Dataset excerpts:

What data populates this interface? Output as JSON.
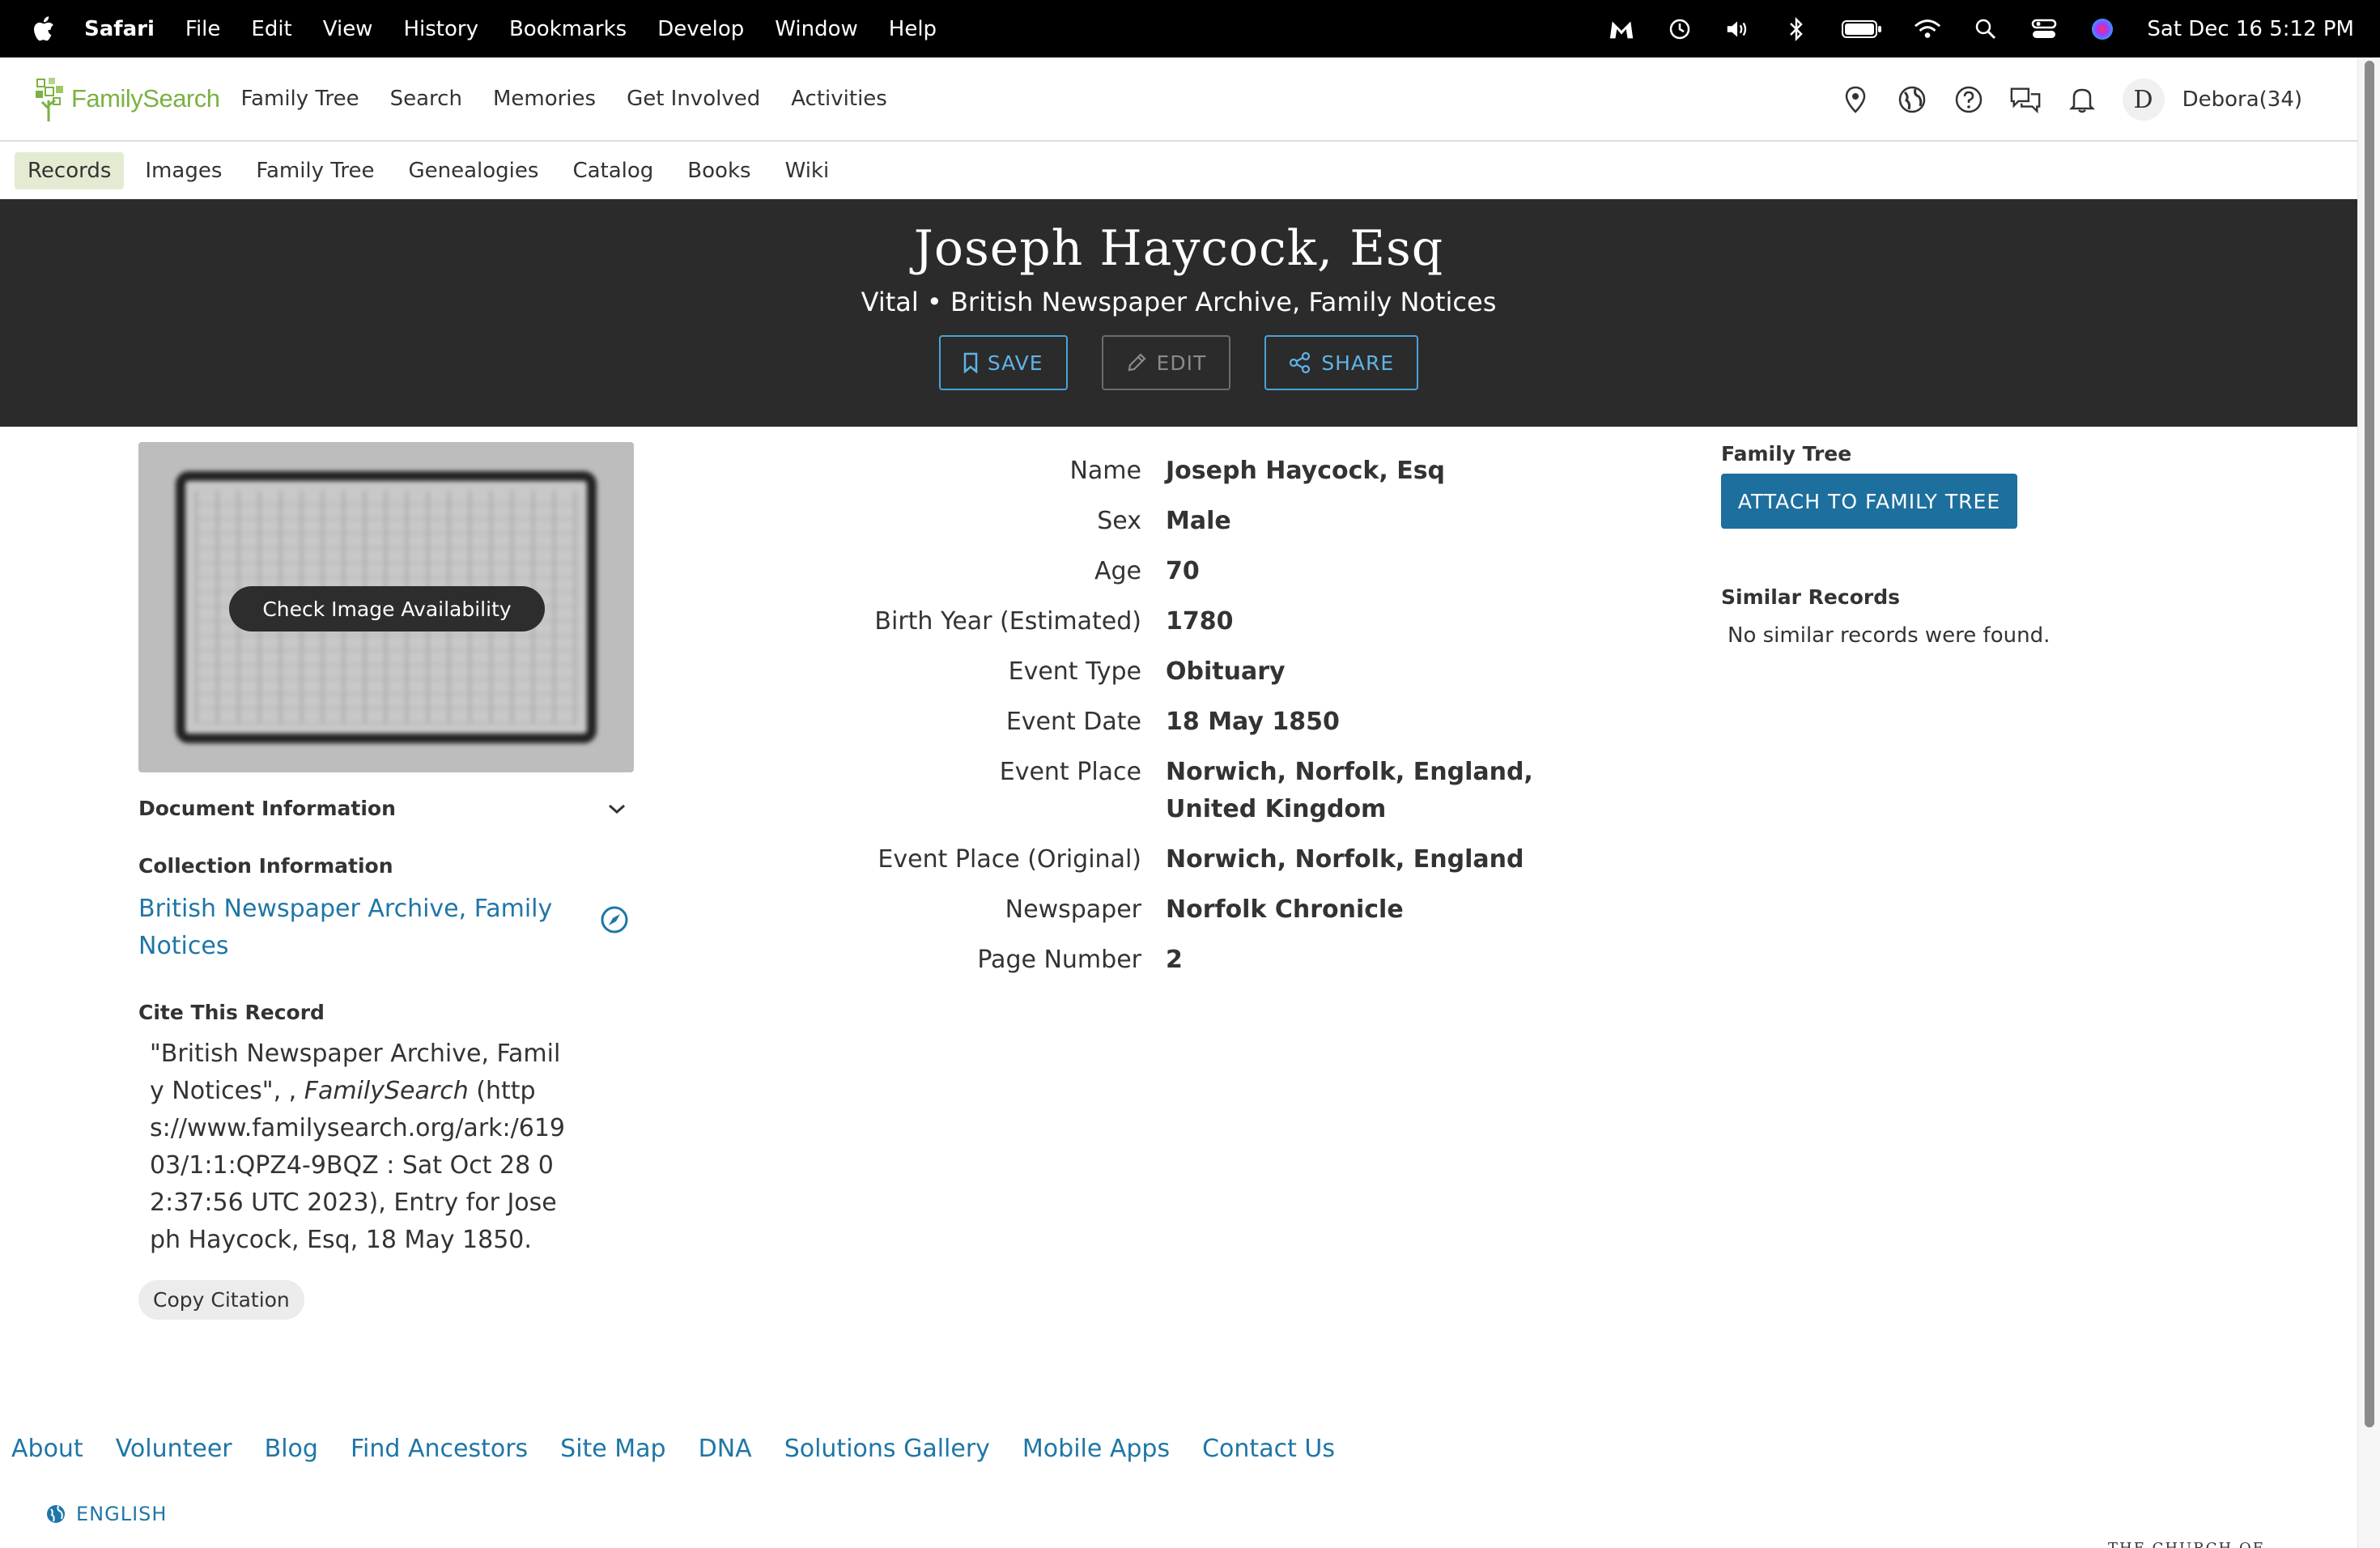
{
  "menubar": {
    "app_name": "Safari",
    "items": [
      "File",
      "Edit",
      "View",
      "History",
      "Bookmarks",
      "Develop",
      "Window",
      "Help"
    ],
    "clock": "Sat Dec 16  5:12 PM"
  },
  "header": {
    "logo_text": "FamilySearch",
    "nav": [
      "Family Tree",
      "Search",
      "Memories",
      "Get Involved",
      "Activities"
    ],
    "avatar_initial": "D",
    "username": "Debora(34)"
  },
  "subnav": [
    "Records",
    "Images",
    "Family Tree",
    "Genealogies",
    "Catalog",
    "Books",
    "Wiki"
  ],
  "banner": {
    "title": "Joseph Haycock, Esq",
    "subtitle": "Vital • British Newspaper Archive, Family Notices",
    "save": "SAVE",
    "edit": "EDIT",
    "share": "SHARE"
  },
  "left": {
    "check_image": "Check Image Availability",
    "document_info": "Document Information",
    "collection_head": "Collection Information",
    "collection_link": "British Newspaper Archive, Family Notices",
    "cite_head": "Cite This Record",
    "cite_part1": "\"British Newspaper Archive, Family Notices\", , ",
    "cite_italic": "FamilySearch",
    "cite_part2": " (https://www.familysearch.org/ark:/61903/1:1:QPZ4-9BQZ : Sat Oct 28 02:37:56 UTC 2023), Entry for Joseph Haycock, Esq, 18 May 1850.",
    "copy_citation": "Copy Citation"
  },
  "details": [
    {
      "label": "Name",
      "value": "Joseph Haycock, Esq"
    },
    {
      "label": "Sex",
      "value": "Male"
    },
    {
      "label": "Age",
      "value": "70"
    },
    {
      "label": "Birth Year (Estimated)",
      "value": "1780"
    },
    {
      "label": "Event Type",
      "value": "Obituary"
    },
    {
      "label": "Event Date",
      "value": "18 May 1850"
    },
    {
      "label": "Event Place",
      "value": "Norwich, Norfolk, England, United Kingdom"
    },
    {
      "label": "Event Place (Original)",
      "value": "Norwich, Norfolk, England"
    },
    {
      "label": "Newspaper",
      "value": "Norfolk Chronicle"
    },
    {
      "label": "Page Number",
      "value": "2"
    }
  ],
  "right": {
    "family_tree_head": "Family Tree",
    "attach": "ATTACH TO FAMILY TREE",
    "similar_head": "Similar Records",
    "similar_text": "No similar records were found."
  },
  "footer": {
    "links": [
      "About",
      "Volunteer",
      "Blog",
      "Find Ancestors",
      "Site Map",
      "DNA",
      "Solutions Gallery",
      "Mobile Apps",
      "Contact Us"
    ],
    "language": "ENGLISH",
    "church_mark": "THE CHURCH OF"
  },
  "colors": {
    "brand_green": "#7ab242",
    "link_blue": "#1f76a6",
    "banner_bg": "#2b2b2b",
    "attach_button": "#1d6f9d",
    "active_tab": "#e3ecd2"
  }
}
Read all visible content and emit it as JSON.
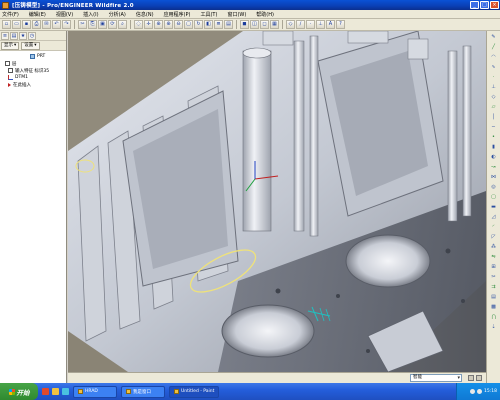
{
  "window": {
    "title": "[压铸模型] - Pro/ENGINEER Wildfire 2.0",
    "controls": [
      "_",
      "□",
      "×"
    ]
  },
  "menubar": {
    "items": [
      "文件(F)",
      "编辑(E)",
      "视图(V)",
      "插入(I)",
      "分析(A)",
      "信息(N)",
      "应用程序(P)",
      "工具(T)",
      "窗口(W)",
      "帮助(H)"
    ]
  },
  "toolbar": {
    "icons": [
      "new-icon",
      "open-icon",
      "save-icon",
      "print-icon",
      "email-icon",
      "undo-icon",
      "redo-icon",
      "cut-icon",
      "copy-icon",
      "paste-icon",
      "regenerate-icon",
      "search-icon",
      "repaint-icon",
      "spin-center-icon",
      "orient-icon",
      "zoom-in-icon",
      "zoom-out-icon",
      "refit-icon",
      "reorient-icon",
      "saved-views-icon",
      "layers-icon",
      "view-manager-icon",
      "shading-icon",
      "hidden-line-icon",
      "no-hidden-icon",
      "wireframe-icon",
      "datum-planes-icon",
      "datum-axes-icon",
      "datum-points-icon",
      "coord-sys-icon",
      "annotations-icon",
      "help-icon"
    ]
  },
  "left_panel": {
    "tabs": [
      {
        "label": "显示",
        "icon": "show-icon"
      },
      {
        "label": "设置",
        "icon": "settings-icon"
      }
    ],
    "tree": {
      "root": "PRT",
      "items": [
        {
          "label": "层",
          "icon": "layer"
        },
        {
          "label": "输入特征 标识35",
          "icon": "part"
        },
        {
          "label": "DTM1",
          "icon": "csys"
        },
        {
          "label": "在此插入",
          "icon": "insert"
        }
      ]
    }
  },
  "right_toolbar": {
    "icons": [
      "sketch-icon",
      "line-icon",
      "arc-icon",
      "spline-icon",
      "point-icon",
      "csys-icon",
      "datum-icon",
      "plane-icon",
      "axis-icon",
      "curve-icon",
      "point2-icon",
      "extrude-icon",
      "revolve-icon",
      "sweep-icon",
      "blend-icon",
      "hole-icon",
      "shell-icon",
      "rib-icon",
      "draft-icon",
      "round-icon",
      "chamfer-icon",
      "pattern-icon",
      "mirror-icon",
      "merge-icon",
      "trim-icon",
      "offset-icon",
      "thicken-icon",
      "solidify-icon",
      "intersect-icon",
      "project-icon"
    ]
  },
  "status": {
    "filter": "智能"
  },
  "taskbar": {
    "start_label": "开始",
    "tasks": [
      {
        "label": "HRAD",
        "active": false
      },
      {
        "label": "我是窗口",
        "active": false
      },
      {
        "label": "Untitled - Paint",
        "active": true
      }
    ],
    "clock": "15:18"
  },
  "colors": {
    "viewport_bg": "#8c8577",
    "model_light": "#dcdfe6",
    "model_mid": "#b4b9c4",
    "model_dark": "#5b5f6a",
    "highlight": "#f0e060",
    "axis_red": "#c02020",
    "axis_cyan": "#20c0c0"
  }
}
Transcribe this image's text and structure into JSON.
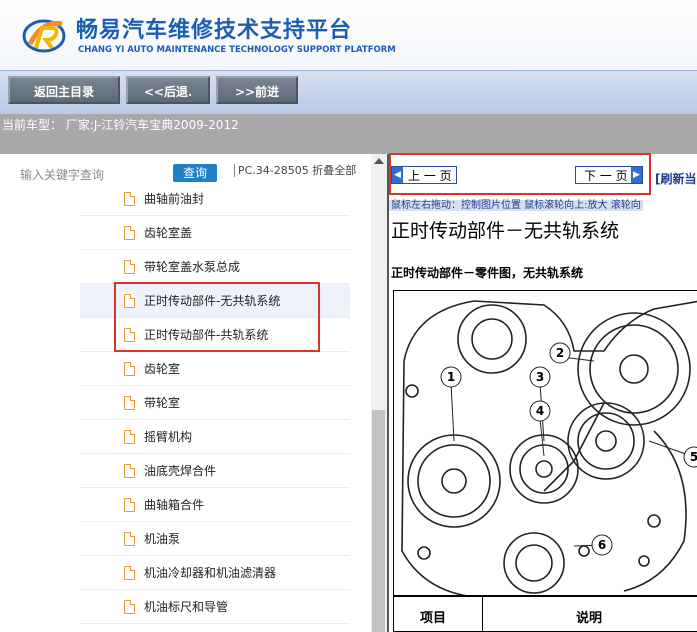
{
  "header": {
    "title_cn": "畅易汽车维修技术支持平台",
    "title_en": "CHANG YI AUTO MAINTENANCE TECHNOLOGY SUPPORT PLATFORM",
    "logo_icon": "cy-logo-icon"
  },
  "toolbar": {
    "home_label": "返回主目录",
    "back_label": "<<后退.",
    "forward_label": ">>前进"
  },
  "info": {
    "vehicle_text": "当前车型：  厂家:J-江铃汽车宝典2009-2012"
  },
  "sidebar": {
    "search_label": "输入关键字查询",
    "search_button": "查询",
    "pc_text": "PC.34-28505 折叠全部",
    "items": [
      {
        "label": "曲轴前油封"
      },
      {
        "label": "齿轮室盖"
      },
      {
        "label": "带轮室盖水泵总成"
      },
      {
        "label": "正时传动部件-无共轨系统"
      },
      {
        "label": "正时传动部件-共轨系统"
      },
      {
        "label": "齿轮室"
      },
      {
        "label": "带轮室"
      },
      {
        "label": "摇臂机构"
      },
      {
        "label": "油底壳焊合件"
      },
      {
        "label": "曲轴箱合件"
      },
      {
        "label": "机油泵"
      },
      {
        "label": "机油冷却器和机油滤清器"
      },
      {
        "label": "机油标尺和导管"
      }
    ]
  },
  "viewer": {
    "prev_label": "上 一 页",
    "next_label": "下 一 页",
    "refresh_label": "[刷新当",
    "hint_text": "鼠标左右拖动：控制图片位置  鼠标滚轮向上:放大  滚轮向",
    "doc_title": "正时传动部件－无共轨系统",
    "doc_subtitle": "正时传动部件－零件图，无共轨系统",
    "diagram_callouts": [
      "1",
      "2",
      "3",
      "4",
      "5",
      "6"
    ],
    "table_headers": [
      "项目",
      "说明"
    ]
  },
  "colors": {
    "brand_blue": "#1a5fb4",
    "highlight_red": "#d9342b",
    "toolbar_btn": "#6b7583"
  }
}
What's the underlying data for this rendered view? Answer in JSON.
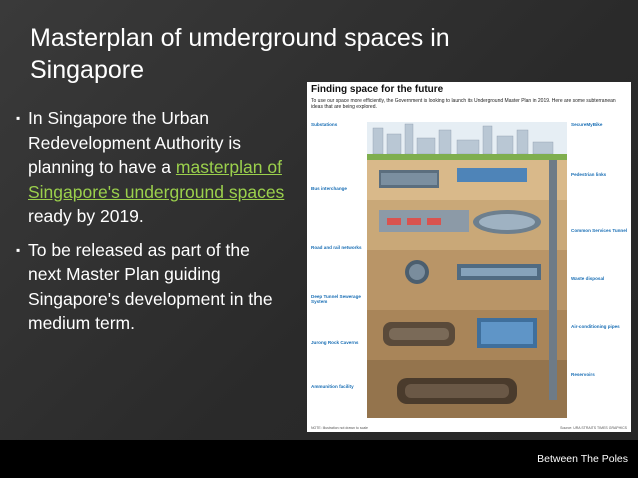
{
  "slide": {
    "title": "Masterplan of umderground spaces in Singapore",
    "bullets": [
      {
        "before": "In Singapore the Urban Redevelopment Authority is planning to have a ",
        "link": "masterplan of Singapore's underground spaces",
        "after": " ready by 2019."
      },
      {
        "text": "To be released as part of the next Master Plan guiding Singapore's development in the medium term."
      }
    ],
    "bullet_glyph": "▪",
    "link_color": "#9bd04c"
  },
  "infographic": {
    "title": "Finding space for the future",
    "subtitle": "To use our space more efficiently, the Government is looking to launch its Underground Master Plan in 2019. Here are some subterranean ideas that are being explored.",
    "left_labels": [
      {
        "label": "Substations"
      },
      {
        "label": "Bus interchange"
      },
      {
        "label": "Road and rail networks"
      },
      {
        "label": "Deep Tunnel Sewerage System"
      },
      {
        "label": "Jurong Rock Caverns"
      },
      {
        "label": "Ammunition facility"
      }
    ],
    "right_labels": [
      {
        "label": "SecureMyBike"
      },
      {
        "label": "Pedestrian links"
      },
      {
        "label": "Common Services Tunnel"
      },
      {
        "label": "Waste disposal"
      },
      {
        "label": "Air-conditioning pipes"
      },
      {
        "label": "Reservoirs"
      }
    ],
    "foot_left": "NOTE: Illustration not drawn to scale",
    "foot_right": "Source: URA  STRAITS TIMES GRAPHICS"
  },
  "footer": {
    "label": "Between The Poles"
  }
}
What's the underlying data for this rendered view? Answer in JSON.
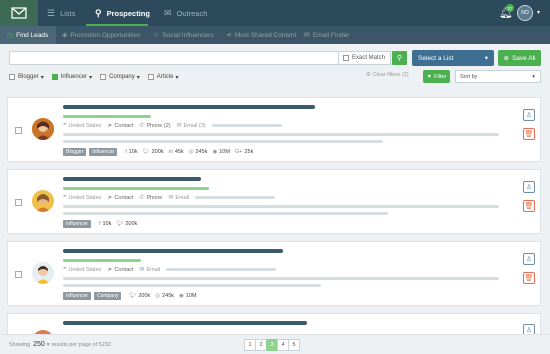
{
  "nav": {
    "tabs": [
      {
        "label": "Lists",
        "icon": "list-icon"
      },
      {
        "label": "Prospecting",
        "icon": "search-icon"
      },
      {
        "label": "Outreach",
        "icon": "envelope-icon"
      }
    ],
    "active_tab": "Prospecting",
    "notifications_count": "37",
    "user_initials": "NO"
  },
  "subnav": {
    "tabs": [
      {
        "label": "Find Leads"
      },
      {
        "label": "Promotion Opportunities"
      },
      {
        "label": "Social Influencers"
      },
      {
        "label": "Most Shared Content"
      },
      {
        "label": "Email Finder"
      }
    ],
    "active_tab": "Find Leads"
  },
  "search": {
    "value": "",
    "exact_match_label": "Exact Match",
    "select_list_label": "Select a List",
    "save_all_label": "Save All"
  },
  "filters": {
    "items": [
      {
        "label": "Blogger",
        "checked": false
      },
      {
        "label": "Influencer",
        "checked": true
      },
      {
        "label": "Company",
        "checked": false
      },
      {
        "label": "Article",
        "checked": false
      }
    ],
    "clear_label": "Clear filters (2)",
    "filter_button_label": "Filter",
    "sort_label": "Sort by"
  },
  "leads": [
    {
      "location": "United States",
      "contact_label": "Contact",
      "phone_label": "Phone (2)",
      "email_label": "Email (3)",
      "tags": [
        "Blogger",
        "Influencer"
      ],
      "stats": [
        {
          "icon": "facebook-icon",
          "value": "10k"
        },
        {
          "icon": "twitter-icon",
          "value": "200k"
        },
        {
          "icon": "linkedin-icon",
          "value": "45k"
        },
        {
          "icon": "pinterest-icon",
          "value": "245k"
        },
        {
          "icon": "instagram-icon",
          "value": "10M"
        },
        {
          "icon": "google-plus-icon",
          "value": "25k"
        }
      ]
    },
    {
      "location": "United States",
      "contact_label": "Contact",
      "phone_label": "Phone",
      "email_label": "Email",
      "tags": [
        "Influencer"
      ],
      "stats": [
        {
          "icon": "facebook-icon",
          "value": "10k"
        },
        {
          "icon": "twitter-icon",
          "value": "200k"
        }
      ]
    },
    {
      "location": "United States",
      "contact_label": "Contact",
      "email_label": "Email",
      "tags": [
        "Influencer",
        "Company"
      ],
      "stats": [
        {
          "icon": "twitter-icon",
          "value": "200k"
        },
        {
          "icon": "pinterest-icon",
          "value": "245k"
        },
        {
          "icon": "instagram-icon",
          "value": "10M"
        }
      ]
    }
  ],
  "footer": {
    "showing_label": "Showing",
    "per_page": "250",
    "results_text": "results per page of 5232",
    "pages": [
      "1",
      "2",
      "3",
      "4",
      "5"
    ],
    "current_page": "3"
  },
  "colors": {
    "nav_bg": "#2c4a5c",
    "subnav_bg": "#3b5666",
    "accent_green": "#4caf50",
    "select_blue": "#3e6f92",
    "delete_orange": "#e4704f"
  }
}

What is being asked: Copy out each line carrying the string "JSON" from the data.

Answer box:
What data populates this interface? Output as JSON.
Read all visible content and emit it as JSON.
Transcribe this image's text and structure into JSON.
What's the underlying data for this rendered view? Answer in JSON.
What's the underlying data for this rendered view? Answer in JSON.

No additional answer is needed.